“I just did whatever I was told,” she said.
Computerization came along in the 1980s. Dalke was preparing to come back from a maternity break at the time.
“I took some night classes at Tabor before I was hired at the middle school, just knowing that computers were coming into play,” she said. “When there was an opening, at least I knew a little bit about them.
“It’s evolved a lot since then, with copiers that can do massive jobs,” she said. “You can program your computer to your copier and everything is networked. It’s just amazing now. That part is a lot better.”
Beyond the office tasks, interacting with staff members, students and parents has always been a big part of being a school secretary.
“I’m a people person, so I like being with people,” Dalke said. “It was good that I worked in a location where you see a lot of people. But you never know from day to day if it will be hectic or calm, heated or not.
“I don’t like to have conflicts,” she added, “so I’ve tried to make good out of every situation.”
Changing times have changed the relational dynamics to some degree, Dalke said.
“Years ago, working in the central office, I felt like I knew almost everybody in the district—no matter what age of student they had—because you were exposed to that list of people‚ and there were a lot of them,” she said.

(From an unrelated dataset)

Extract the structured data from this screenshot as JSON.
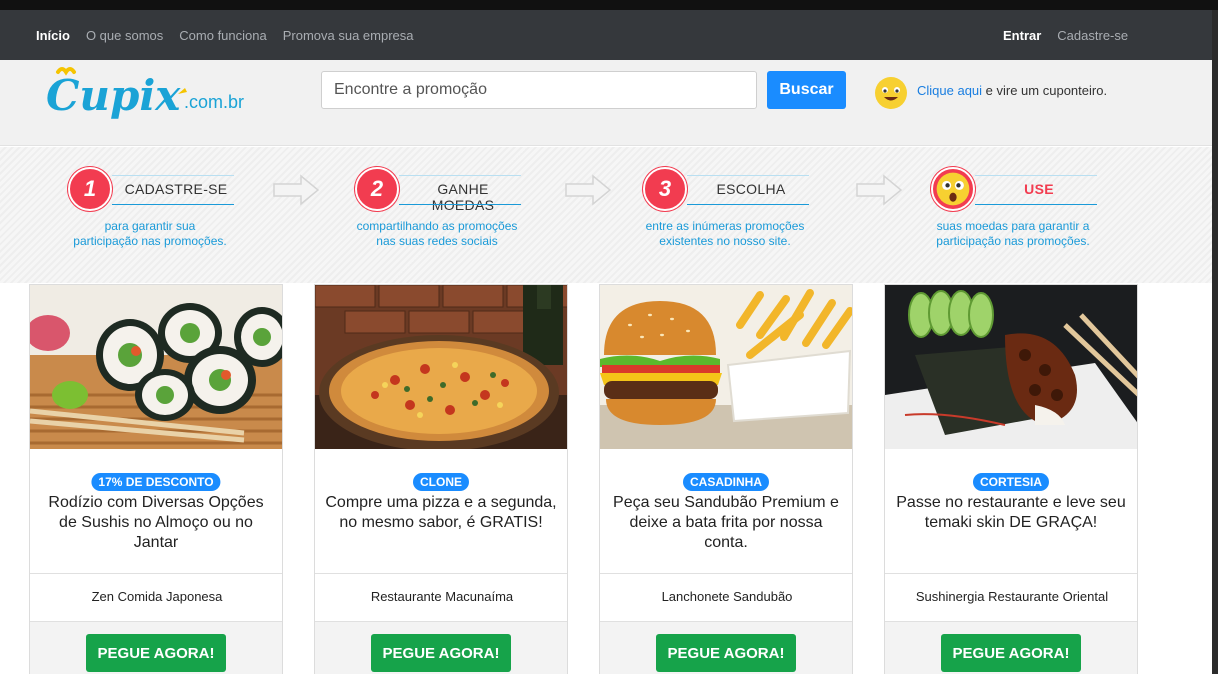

“Now, I know most of the staff in one way or another, but I think our society moves people around a bit more and you don’t get to know all the families as well—even the ones in my building,” she said.
“I hate that part. Sometimes I hesitate to say someone’s name.?I might know their child, but I’m not sure who (the parents) are, and I regret that.”
Dalke said the approach of her 65th birthday next month was a key factor in her decision to retire now. Leaving in the middle of a school year made sense to her, too.
“I thought maybe it would be easier to leave during a (school) year because it would be hard to train someone over the summer break,” she said.
“When you start a (school) year, it’s more intense and busier,” she added. “Now, we’re in a little bit more of a routine. Hopefully, the new person will be totally acclimated by the end of the (school) year.”
Dalke knows what she’ll miss most following the transition.
“I will miss everyone,” she said. “The staff is great. I feel like they’ve become my family or best friends because I’m with them so much. Students also—they’re just really good students. I see some more than others, but I will miss them. I know I will.”
One staff member sure to stay in touch with her is HHS art instructor Dustin Dalke, who happens to be her son.
“That has been wonderful,” she said about his involvement on the faculty. “I couldn’t have been happier or prouder to have him come straight from college to be hired into the building where I worked—not just in our district, but where I can see him and interact with him.
“It’s been one of the things that’s kept me here (this long), along with an excellent office staff,” she added.
One benefit Dalke is looking forward to in retirement is more scheduling flexibility.
“My summer vacations were always during the hottest months of the year because I was off part of June and most of July,” she said. “I’m looking forward to some vacations whenever they can be arranged, and not just because it’s that month.
“I look forward to a little more free time to kind of drop whatever I’m doing and have a nice time with family or friends.”